Lucian Freud was born on December 8, 1922 in Berlin, Germany. His parents were Ernst and Lucie Freud, and Lucian was named after his mother. His grandfather was the famous psychologist Sigmund Freud (Bernard 8). In 1933 he and his family moved to England after Adolf Hitler became Germany’s chancellor. In England he attended boarding school at Dartington Hall. After two years, Freud began studying at Bryanston. At that time he began completing his first oil paintings and carvings, and soon enrolled in art school at the Central School of Art in Holborn. He later studied art at the East Anglican School of Art in Dedham (Bernard 9). In 1944 a number of his paintings were displayed in the respected Alex Reid and Lefevre Gallery. His works’ subject matter was often portraits, still lives (frequently featuring dead birds), and plants (Bernard 11).
Over time Freud’s work began to focus increasingly on the portrait (Bernard 11). Friends and family were frequently used as the subjects of his paintings, including his mother and his wife (Bernard 13-15). Freud is famously quoted as saying, “My work is purely autobiographical. It is about myself and my surroundings” (qtd. in Feaver 35). Freud’s work has also extensively explored both the male and female nude (Bernard 17-18). In addition to paintings, Freud has also produced countless etchings and drawings (Bernard 21).
Art critic Robert Hughes famously named Lucian Freud as “the greatest living realist painter” (qtd. in Conrad). Much of Freud’s work depicts the human body in a powerfully realistic manner, for his objective is “biological truth-telling” (qtd. in Conrad). As Bruce Bernard describes, “Freud has examined the male genitalia, as he has done the female, with greater concentration, and painted them in greater detail than anyone before him” (Bernard 17-18).

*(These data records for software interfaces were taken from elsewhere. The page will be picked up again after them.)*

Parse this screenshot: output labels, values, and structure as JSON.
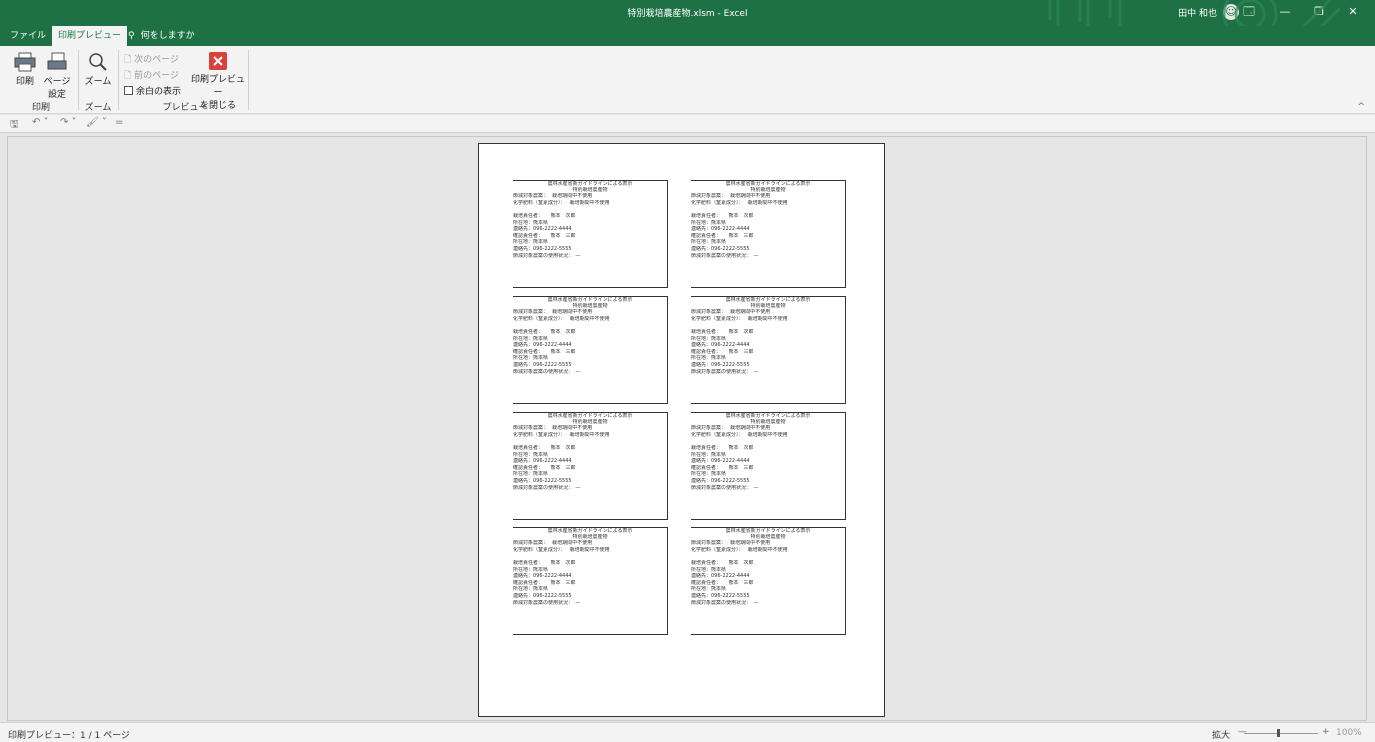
{
  "window": {
    "title": "特別栽培農産物.xlsm  -  Excel",
    "user": "田中 和也",
    "buttons": [
      "🗔",
      "—",
      "❐",
      "✕"
    ]
  },
  "tabs": [
    {
      "label": "ファイル"
    },
    {
      "label": "印刷プレビュー"
    }
  ],
  "tell_me": "何をしますか",
  "ribbon": {
    "print": "印刷",
    "page_setup_1": "ページ",
    "page_setup_2": "設定",
    "zoom": "ズーム",
    "next_page": "次のページ",
    "prev_page": "前のページ",
    "show_margins": "余白の表示",
    "close_preview_1": "印刷プレビュー",
    "close_preview_2": "を閉じる",
    "group_print": "印刷",
    "group_zoom": "ズーム",
    "group_preview": "プレビュー",
    "collapse": "^"
  },
  "qat": [
    "🖫",
    "↶ ˅",
    "↷ ˅",
    "🖌 ˅",
    "="
  ],
  "label_template": {
    "title": "農林水産省新ガイドラインによる表示",
    "subtitle": "特別栽培農産物",
    "rows": [
      "節減対象農薬：　 栽培期間中不使用",
      "化学肥料（窒素成分）：　 栽培期間中不使用",
      "",
      "栽培責任者：　　熊本　次郎",
      "所在地：熊本県",
      "連絡先：096-2222-4444",
      "確認責任者：　　熊本　三郎",
      "所在地：熊本県",
      "連絡先：096-2222-5555",
      "節減対象農薬の使用状況：　—"
    ]
  },
  "status": {
    "text": "印刷プレビュー：1 / 1 ページ",
    "zoom_label": "拡大",
    "zoom_minus": "—",
    "zoom_plus": "+",
    "zoom_pct": "100%"
  }
}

This drawing is one of many pieces that focus on Freud’s mother. Entitled “The Painter’s Mother,” it was drawn with charcoal and pastel in 1983. Bruce Bernard describes Freud’s pieces on his mother: “No painter has ever conveyed a more sustained expression of intimate concern for an elderly person than Freud has done in this unprecedented series” (Bernard 15).
This drawing, entitled “Boy on a Bed,” was drawn using pen and ink in 1943. It exemplifies the “anatomical frankness” with which Freud depicts both male and female genitalia (Bernard 17).

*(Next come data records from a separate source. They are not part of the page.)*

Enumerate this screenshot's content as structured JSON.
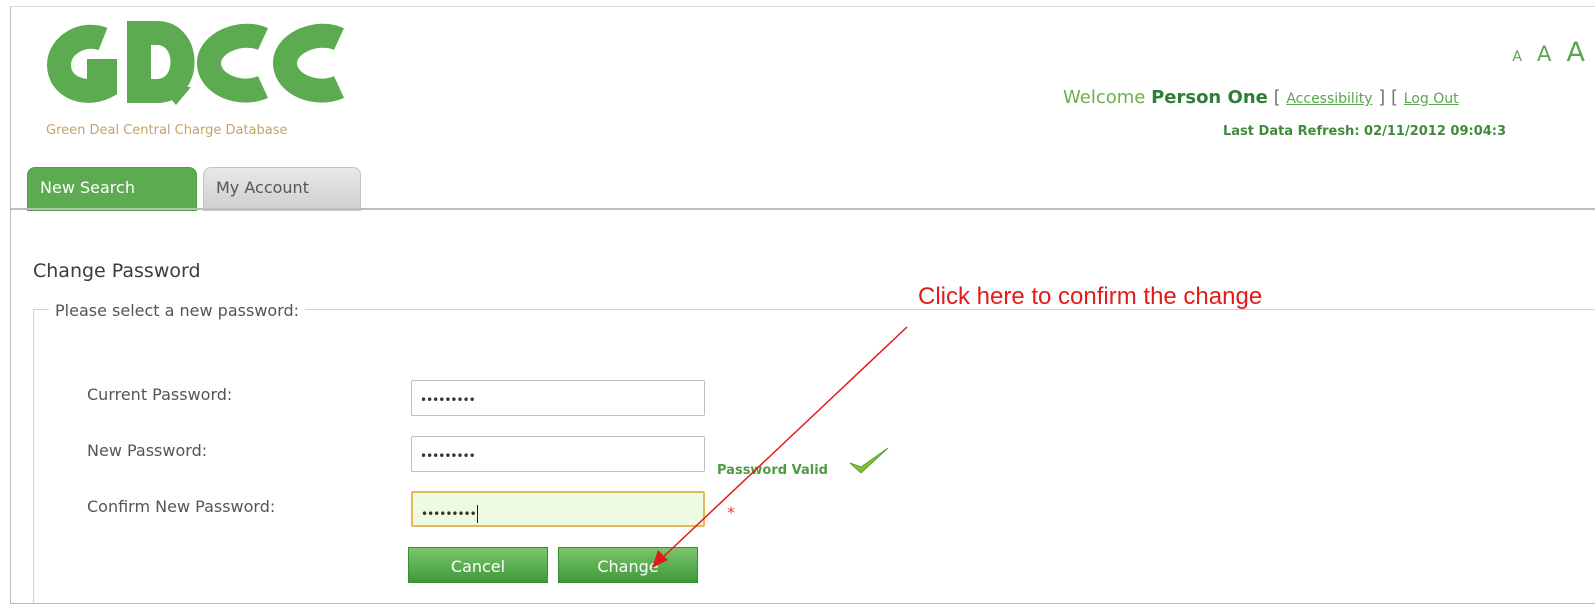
{
  "header": {
    "logo_text": "GDCC",
    "logo_subtitle": "Green Deal Central Charge Database",
    "font_sizes": [
      "A",
      "A",
      "A"
    ],
    "welcome_prefix": "Welcome",
    "user_name": "Person One",
    "accessibility_link": "Accessibility",
    "logout_link": "Log Out",
    "last_refresh": "Last Data Refresh: 02/11/2012 09:04:3",
    "brand_color": "#5cab50"
  },
  "tabs": [
    {
      "label": "New Search",
      "active": true
    },
    {
      "label": "My Account",
      "active": false
    }
  ],
  "form": {
    "title": "Change Password",
    "legend": "Please select a new password:",
    "fields": [
      {
        "label": "Current Password:",
        "value": "•••••••••"
      },
      {
        "label": "New Password:",
        "value": "•••••••••"
      },
      {
        "label": "Confirm New Password:",
        "value": "•••••••••"
      }
    ],
    "validation_message": "Password Valid",
    "required_marker": "*",
    "cancel_label": "Cancel",
    "change_label": "Change"
  },
  "annotation": {
    "text": "Click here to confirm the change",
    "color": "#e31a1a"
  }
}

This drawing, entitled “Francis Bacon,” was drawn using pencil in 1952. Bacon and Freud were friends who used each other as subjects in their artwork (Feaver 26).
One matter to note is the titles of Freud’s work. As these drawings indicate, they are rather simple titles for Freud believes, “The only point of titles on the whole is to distinguish one picture from another” (qtd. in Feaver 25).
I chose to write about the artist Lucian Freud because I had heard that Sigmund Freud’s grandson was a brilliant artist but had been unfamiliar with his work. As I researched Lucian Freud for this assignment, I found his artwork to be quite impressive. I thought it was interesting how he depicts the human body in such a realistic manner.
Bernard, Bruce. “Introduction.” Lucian Freud. Eds. Bruce Bernard and Derek Birdsall. New York: Random House, 1996.
Conrad, Peter. “The naked and the living.” The Observer. 9 Jun. 2002. 4 Dec. 2009. http://www.guardian.co.uk/theobserver/2002/jun/09/features.review37.
Feaver, William. Lucian Freud. London: Tate Publishing, 2002.
Note: All drawings were scanned from the book edited by Bruce Bernard and Derek Birdsall.